The Cove (2012) by Ron Rash
It's hard not to think of Carson McCullers when a mute flautist enters center stage in Rash's novel set in 1950s North Carolina. Rash writes with the same spare intensity, the same attention to the quiet, everyday moments that define life. Laurel and her brother live alone out by a murky cove. She is believed to be a witch; he has lost a limb in the war. When the mute enters their lonely existence, their world spins apart. I suppose it isn't a perfect novel but because of the sheer force of it, I didn't care.
The Beauty of Ordinary Things (2013) by Harriet Scott Chessman
This novel slowly reveals the connection between Benny, a soldier recently returned from Vietnam and Sister Clare, who is also adjusting to a new normal as she becomes accustomed to cloistered life. This slender book packs so much humanity, spirit and grace into its pages, with writing you'll want to savor and illuminating moments that leave an indelible impression. A lovely read.
Fourth of July Creek (2014) by Smith Henderson
Pete Snow lives in an impoverished area of rural Montana, trying to make a difference to dysfunctional families in his role as a social worker. Trouble is, his own family is falling apart too. I raced through the first 2/3 of this book on a long flight, entirely transported by the often-dark world and the characters Henderson depicts. Abuses and neglect, bad decisions and lack of self-control; at times the story felt like a tanker headed to an iceberg. And although the final sections of the book tied up in ways that disappointed me, it couldn't diminish the punch of the rest.
Alberto's Lost Birthday (2016) by Diana Rosie
Alberto has no memories prior to his arrival at an orphanage during the Spanish Civil War. When his young grandson discovers that Alberto doesn’t know the date of his birthday, the two set out on a journey to find it. This was my third read of this wonderful story, because Diana is an acquaintance from the former authonomy.com, where we met while trying to get our novels published. I was thrilled to discover hers, finally, in a bookshop at the Barcelona airport when I passed through this summer. I wrote about it here.
100 Years of the Best American Short Stories (2015), Lorrie Moore, editor
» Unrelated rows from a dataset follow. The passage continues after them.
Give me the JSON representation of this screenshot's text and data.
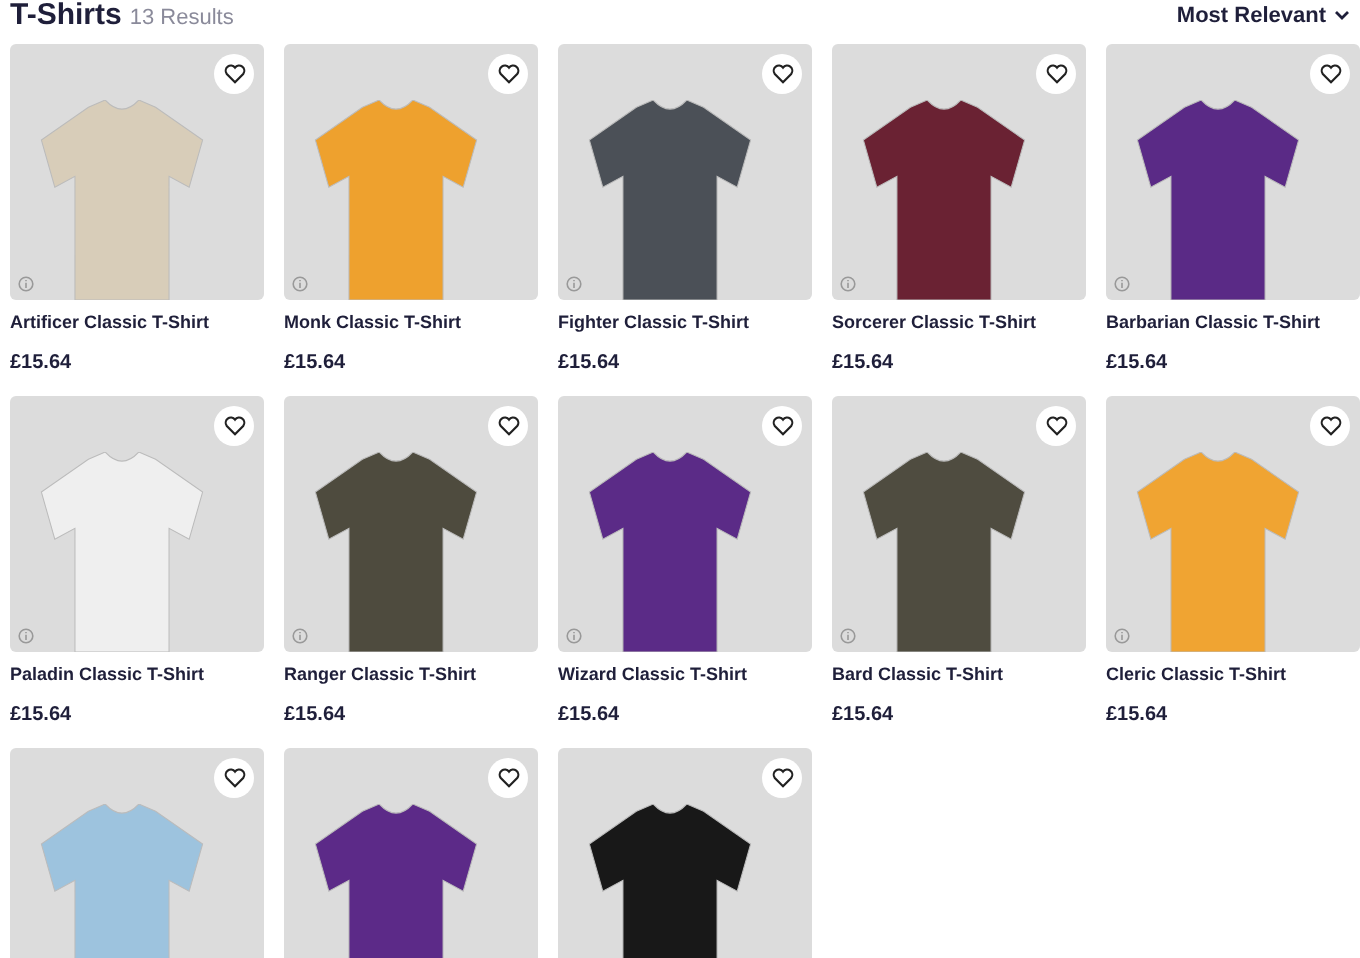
{
  "header": {
    "title": "T-Shirts",
    "count": "13 Results",
    "sort": "Most Relevant"
  },
  "products": [
    {
      "name": "Artificer Classic T-Shirt",
      "price": "£15.64",
      "color": "#d8cdb9"
    },
    {
      "name": "Monk Classic T-Shirt",
      "price": "£15.64",
      "color": "#eea12e"
    },
    {
      "name": "Fighter Classic T-Shirt",
      "price": "£15.64",
      "color": "#4b5057"
    },
    {
      "name": "Sorcerer Classic T-Shirt",
      "price": "£15.64",
      "color": "#6a2233"
    },
    {
      "name": "Barbarian Classic T-Shirt",
      "price": "£15.64",
      "color": "#5a2a86"
    },
    {
      "name": "Paladin Classic T-Shirt",
      "price": "£15.64",
      "color": "#efefef"
    },
    {
      "name": "Ranger Classic T-Shirt",
      "price": "£15.64",
      "color": "#4e4b3e"
    },
    {
      "name": "Wizard Classic T-Shirt",
      "price": "£15.64",
      "color": "#5b2b87"
    },
    {
      "name": "Bard Classic T-Shirt",
      "price": "£15.64",
      "color": "#4f4c40"
    },
    {
      "name": "Cleric Classic T-Shirt",
      "price": "£15.64",
      "color": "#f0a432"
    },
    {
      "color": "#9dc3de"
    },
    {
      "color": "#5c2a88"
    },
    {
      "color": "#181818"
    }
  ]
}
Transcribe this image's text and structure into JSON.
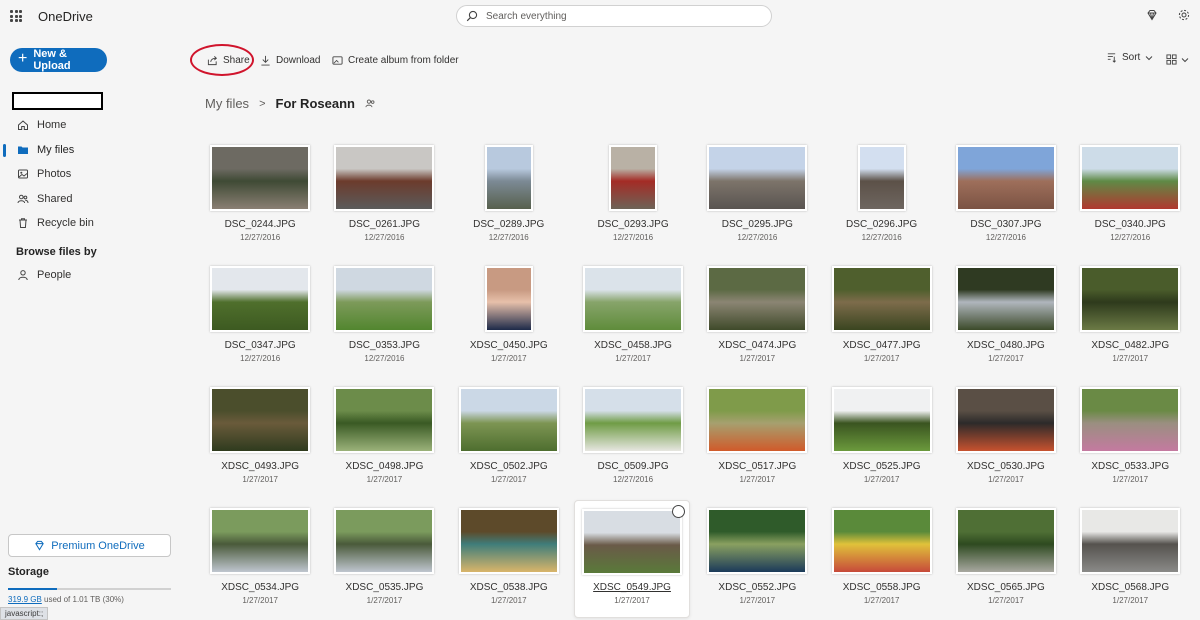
{
  "app": {
    "name": "OneDrive"
  },
  "search": {
    "placeholder": "Search everything"
  },
  "sidebar": {
    "new_button": "New & Upload",
    "nav": [
      {
        "label": "Home",
        "icon": "home-icon"
      },
      {
        "label": "My files",
        "icon": "folder-icon",
        "active": true
      },
      {
        "label": "Photos",
        "icon": "photos-icon"
      },
      {
        "label": "Shared",
        "icon": "shared-icon"
      },
      {
        "label": "Recycle bin",
        "icon": "recycle-bin-icon"
      }
    ],
    "browse_title": "Browse files by",
    "people": "People",
    "premium": "Premium OneDrive",
    "storage_title": "Storage",
    "storage_used": "319.9 GB",
    "storage_rest": " used of 1.01 TB (30%)",
    "storage_fraction": 0.3,
    "status_text": "javascript:;"
  },
  "commands": {
    "share": "Share",
    "download": "Download",
    "album": "Create album from folder",
    "sort": "Sort"
  },
  "breadcrumb": {
    "root": "My files",
    "current": "For Roseann"
  },
  "files": [
    {
      "name": "DSC_0244.JPG",
      "date": "12/27/2016",
      "orient": "land",
      "colors": [
        "#6d6a62",
        "#3f4a35",
        "#8a7f73"
      ]
    },
    {
      "name": "DSC_0261.JPG",
      "date": "12/27/2016",
      "orient": "land",
      "colors": [
        "#c9c7c4",
        "#6c3b2c",
        "#5b5b5b"
      ]
    },
    {
      "name": "DSC_0289.JPG",
      "date": "12/27/2016",
      "orient": "port",
      "colors": [
        "#b8c9de",
        "#7c8a95",
        "#57604d"
      ]
    },
    {
      "name": "DSC_0293.JPG",
      "date": "12/27/2016",
      "orient": "port",
      "colors": [
        "#b9b1a5",
        "#a42b25",
        "#6d6357"
      ]
    },
    {
      "name": "DSC_0295.JPG",
      "date": "12/27/2016",
      "orient": "land",
      "colors": [
        "#c4d3e8",
        "#7d746a",
        "#595451"
      ]
    },
    {
      "name": "DSC_0296.JPG",
      "date": "12/27/2016",
      "orient": "port",
      "colors": [
        "#d3dff0",
        "#5c5148",
        "#6e6660"
      ]
    },
    {
      "name": "DSC_0307.JPG",
      "date": "12/27/2016",
      "orient": "land",
      "colors": [
        "#7fa5d9",
        "#9e6f5b",
        "#7b5343"
      ]
    },
    {
      "name": "DSC_0340.JPG",
      "date": "12/27/2016",
      "orient": "land",
      "colors": [
        "#cddce8",
        "#5f8a46",
        "#b1382f"
      ]
    },
    {
      "name": "DSC_0347.JPG",
      "date": "12/27/2016",
      "orient": "land",
      "colors": [
        "#e3e7ec",
        "#4f6f2c",
        "#3d5a21"
      ]
    },
    {
      "name": "DSC_0353.JPG",
      "date": "12/27/2016",
      "orient": "land",
      "colors": [
        "#cfd8e1",
        "#7d9a5a",
        "#52862f"
      ]
    },
    {
      "name": "XDSC_0450.JPG",
      "date": "1/27/2017",
      "orient": "port",
      "colors": [
        "#c89a82",
        "#e7c0aa",
        "#1d2a49"
      ]
    },
    {
      "name": "XDSC_0458.JPG",
      "date": "1/27/2017",
      "orient": "land",
      "colors": [
        "#dbe3ea",
        "#87a46a",
        "#5f8c3b"
      ]
    },
    {
      "name": "XDSC_0474.JPG",
      "date": "1/27/2017",
      "orient": "land",
      "colors": [
        "#5c6a44",
        "#8b8573",
        "#3f4a2a"
      ]
    },
    {
      "name": "XDSC_0477.JPG",
      "date": "1/27/2017",
      "orient": "land",
      "colors": [
        "#4f5f2d",
        "#7d6c4b",
        "#3a4520"
      ]
    },
    {
      "name": "XDSC_0480.JPG",
      "date": "1/27/2017",
      "orient": "land",
      "colors": [
        "#2f3a22",
        "#b0b6bd",
        "#3c4a2a"
      ]
    },
    {
      "name": "XDSC_0482.JPG",
      "date": "1/27/2017",
      "orient": "land",
      "colors": [
        "#4a5c2b",
        "#2e3a1c",
        "#6b7a45"
      ]
    },
    {
      "name": "XDSC_0493.JPG",
      "date": "1/27/2017",
      "orient": "land",
      "colors": [
        "#4b4e2c",
        "#6a5b3b",
        "#2f3b1e"
      ]
    },
    {
      "name": "XDSC_0498.JPG",
      "date": "1/27/2017",
      "orient": "land",
      "colors": [
        "#6c8c4a",
        "#3a5a24",
        "#9bb27a"
      ]
    },
    {
      "name": "XDSC_0502.JPG",
      "date": "1/27/2017",
      "orient": "land",
      "colors": [
        "#cbd8e6",
        "#7d9553",
        "#4e6e2f"
      ]
    },
    {
      "name": "DSC_0509.JPG",
      "date": "12/27/2016",
      "orient": "land",
      "colors": [
        "#d5dfe9",
        "#6f9c45",
        "#e6e6e0"
      ]
    },
    {
      "name": "XDSC_0517.JPG",
      "date": "1/27/2017",
      "orient": "land",
      "colors": [
        "#7f9b4a",
        "#a6a06f",
        "#d05a2a"
      ]
    },
    {
      "name": "XDSC_0525.JPG",
      "date": "1/27/2017",
      "orient": "land",
      "colors": [
        "#f0f1f2",
        "#3a5420",
        "#6b9a3c"
      ]
    },
    {
      "name": "XDSC_0530.JPG",
      "date": "1/27/2017",
      "orient": "land",
      "colors": [
        "#5a4f45",
        "#2c2a2a",
        "#c7522f"
      ]
    },
    {
      "name": "XDSC_0533.JPG",
      "date": "1/27/2017",
      "orient": "land",
      "colors": [
        "#6a8a45",
        "#9a8f80",
        "#c47aa0"
      ]
    },
    {
      "name": "XDSC_0534.JPG",
      "date": "1/27/2017",
      "orient": "land",
      "colors": [
        "#7b9b5d",
        "#4a5a3a",
        "#bfc6cf"
      ]
    },
    {
      "name": "XDSC_0535.JPG",
      "date": "1/27/2017",
      "orient": "land",
      "colors": [
        "#7b9b5d",
        "#4a5a3a",
        "#bfc6cf"
      ]
    },
    {
      "name": "XDSC_0538.JPG",
      "date": "1/27/2017",
      "orient": "land",
      "colors": [
        "#5d4a2a",
        "#3f7d7a",
        "#d9b56a"
      ]
    },
    {
      "name": "XDSC_0549.JPG",
      "date": "1/27/2017",
      "orient": "land",
      "colors": [
        "#d8dde3",
        "#6a5a48",
        "#5a7a3a"
      ],
      "selected": true
    },
    {
      "name": "XDSC_0552.JPG",
      "date": "1/27/2017",
      "orient": "land",
      "colors": [
        "#2f5b2a",
        "#8aa060",
        "#1b3a5a"
      ]
    },
    {
      "name": "XDSC_0558.JPG",
      "date": "1/27/2017",
      "orient": "land",
      "colors": [
        "#5a8a3a",
        "#e0c23a",
        "#c74a3a"
      ]
    },
    {
      "name": "XDSC_0565.JPG",
      "date": "1/27/2017",
      "orient": "land",
      "colors": [
        "#4f6f35",
        "#2e4a20",
        "#a8a8a0"
      ]
    },
    {
      "name": "XDSC_0568.JPG",
      "date": "1/27/2017",
      "orient": "land",
      "colors": [
        "#e8e8e6",
        "#55524e",
        "#8a8a88"
      ]
    }
  ]
}
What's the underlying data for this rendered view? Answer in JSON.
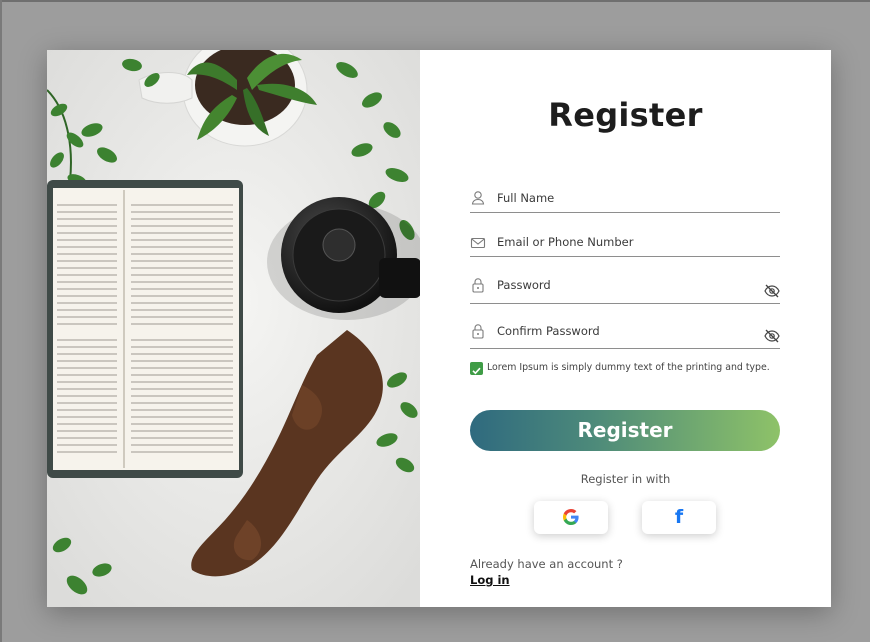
{
  "form": {
    "title": "Register",
    "fields": [
      {
        "label": "Full Name",
        "icon": "user-icon"
      },
      {
        "label": "Email or Phone Number",
        "icon": "mail-icon"
      },
      {
        "label": "Password",
        "icon": "lock-icon",
        "toggle": "eye-off-icon"
      },
      {
        "label": "Confirm Password",
        "icon": "lock-icon",
        "toggle": "eye-off-icon"
      }
    ],
    "consent": {
      "text": "Lorem Ipsum is simply dummy text of the printing and type.",
      "checked": true
    },
    "register_button": "Register",
    "register_with": "Register in with",
    "social": [
      {
        "name": "Google",
        "glyph": "G",
        "icon": "google-icon"
      },
      {
        "name": "Facebook",
        "glyph": "f",
        "icon": "facebook-icon",
        "color": "#1877f2"
      }
    ],
    "account_prompt": "Already have an account ?",
    "login_link": "Log in"
  },
  "colors": {
    "button_gradient_start": "#2f6a7f",
    "button_gradient_end": "#8ec268",
    "checkbox": "#3f9c46",
    "background": "#9d9d9d"
  },
  "hero_image": {
    "description_icon": "workspace-photo",
    "elements": [
      "book",
      "coffee-grounds",
      "french-press",
      "potted-plant",
      "vines"
    ]
  }
}
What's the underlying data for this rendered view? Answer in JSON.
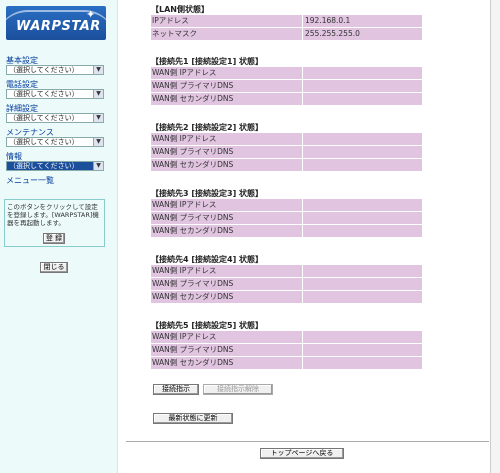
{
  "sidebar": {
    "logo_text": "WARPSTAR",
    "menus": [
      {
        "label": "基本設定",
        "selected": "（選択してください）"
      },
      {
        "label": "電話設定",
        "selected": "（選択してください）"
      },
      {
        "label": "詳細設定",
        "selected": "（選択してください）"
      },
      {
        "label": "メンテナンス",
        "selected": "（選択してください）"
      },
      {
        "label": "情報",
        "selected": "（選択してください）"
      }
    ],
    "menu_list_link": "メニュー一覧",
    "register_text": "このボタンをクリックして設定を登録します。[WARPSTAR]機器を再起動します。",
    "register_button": "登 録",
    "close_button": "閉じる"
  },
  "main": {
    "lan": {
      "title": "【LAN側状態】",
      "rows": [
        {
          "label": "IPアドレス",
          "value": "192.168.0.1"
        },
        {
          "label": "ネットマスク",
          "value": "255.255.255.0"
        }
      ]
    },
    "connections": [
      {
        "title": "【接続先1 [接続設定1] 状態】",
        "rows": [
          "WAN側 IPアドレス",
          "WAN側 プライマリDNS",
          "WAN側 セカンダリDNS"
        ]
      },
      {
        "title": "【接続先2 [接続設定2] 状態】",
        "rows": [
          "WAN側 IPアドレス",
          "WAN側 プライマリDNS",
          "WAN側 セカンダリDNS"
        ]
      },
      {
        "title": "【接続先3 [接続設定3] 状態】",
        "rows": [
          "WAN側 IPアドレス",
          "WAN側 プライマリDNS",
          "WAN側 セカンダリDNS"
        ]
      },
      {
        "title": "【接続先4 [接続設定4] 状態】",
        "rows": [
          "WAN側 IPアドレス",
          "WAN側 プライマリDNS",
          "WAN側 セカンダリDNS"
        ]
      },
      {
        "title": "【接続先5 [接続設定5] 状態】",
        "rows": [
          "WAN側 IPアドレス",
          "WAN側 プライマリDNS",
          "WAN側 セカンダリDNS"
        ]
      }
    ],
    "connect_button": "接続指示",
    "disconnect_button": "接続指示解除",
    "refresh_button": "最新状態に更新",
    "top_button": "トップページへ戻る"
  },
  "colors": {
    "sidebar_bg": "#ecfafa",
    "row_bg": "#e0c4e0",
    "link": "#003a9c",
    "logo": "#1b4f9c"
  },
  "icons": {
    "dropdown": "chevron-down-icon",
    "logo_star": "star-icon"
  }
}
One of my longer reads of the year and because it's a sundry collection of stories, difficult to choose as an overall favorite. There were stories that knocked my socks off and several I had a hard time getting through. I suppose with any edited collection, there will be disagreement about the choices. Many of the stories here are stellar, though, and well worth the hardcover price.
Outline (2015) by Rachel Cusk
A book I can't stop thinking about, unlike any novel I've ever read. Readers will love it or hate it but like me, I think you'll be unable to shake it. A novel for writers that feels at time like a puzzle, at others like a tease. Wholly intriguing.
As always, I'd love to hear your favorites of the year because what's a To-Be-Read pile, if it isn't completely unachievable? Happy reading in the new year!